Please give the data below again in full, exactly as it stands.

**** Data for analysis

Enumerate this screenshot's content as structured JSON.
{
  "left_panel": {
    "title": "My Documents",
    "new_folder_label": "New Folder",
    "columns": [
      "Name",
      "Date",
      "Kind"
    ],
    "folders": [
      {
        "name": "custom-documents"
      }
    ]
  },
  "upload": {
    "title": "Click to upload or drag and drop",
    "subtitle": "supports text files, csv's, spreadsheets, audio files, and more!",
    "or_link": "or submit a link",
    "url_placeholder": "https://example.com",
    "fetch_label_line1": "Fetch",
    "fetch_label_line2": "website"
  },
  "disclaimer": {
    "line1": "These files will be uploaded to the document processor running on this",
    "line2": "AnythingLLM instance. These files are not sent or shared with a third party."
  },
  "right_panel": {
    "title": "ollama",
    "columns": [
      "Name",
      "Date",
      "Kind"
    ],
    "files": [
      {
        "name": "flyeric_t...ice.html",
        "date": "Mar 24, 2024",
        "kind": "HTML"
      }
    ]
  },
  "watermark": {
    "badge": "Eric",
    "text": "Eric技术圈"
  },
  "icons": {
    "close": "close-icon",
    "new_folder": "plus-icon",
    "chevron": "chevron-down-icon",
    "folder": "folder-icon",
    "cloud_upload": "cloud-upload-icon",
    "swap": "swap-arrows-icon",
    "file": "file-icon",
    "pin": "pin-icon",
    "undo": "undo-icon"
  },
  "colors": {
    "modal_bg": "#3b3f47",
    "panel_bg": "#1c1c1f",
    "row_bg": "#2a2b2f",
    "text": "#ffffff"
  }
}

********

Exercise response.
Enumerate this screenshot's content as structured JSON.
{
  "left_panel": {
    "title": "My Documents",
    "new_folder_label": "New Folder",
    "columns": [
      "Name",
      "Date",
      "Kind"
    ],
    "folders": [
      {
        "name": "custom-documents"
      }
    ]
  },
  "upload": {
    "title": "Click to upload or drag and drop",
    "subtitle": "supports text files, csv's, spreadsheets, audio files, and more!",
    "or_link": "or submit a link",
    "url_placeholder": "https://example.com",
    "fetch_label_line1": "Fetch",
    "fetch_label_line2": "website"
  },
  "disclaimer": {
    "line1": "These files will be uploaded to the document processor running on this",
    "line2": "AnythingLLM instance. These files are not sent or shared with a third party."
  },
  "right_panel": {
    "title": "ollama",
    "columns": [
      "Name",
      "Date",
      "Kind"
    ],
    "files": [
      {
        "name": "flyeric_t...ice.html",
        "date": "Mar 24, 2024",
        "kind": "HTML"
      }
    ]
  },
  "watermark": {
    "badge": "Eric",
    "text": "Eric技术圈"
  },
  "icons": {
    "close": "close-icon",
    "new_folder": "plus-icon",
    "chevron": "chevron-down-icon",
    "folder": "folder-icon",
    "cloud_upload": "cloud-upload-icon",
    "swap": "swap-arrows-icon",
    "file": "file-icon",
    "pin": "pin-icon",
    "undo": "undo-icon"
  },
  "colors": {
    "modal_bg": "#3b3f47",
    "panel_bg": "#1c1c1f",
    "row_bg": "#2a2b2f",
    "text": "#ffffff"
  }
}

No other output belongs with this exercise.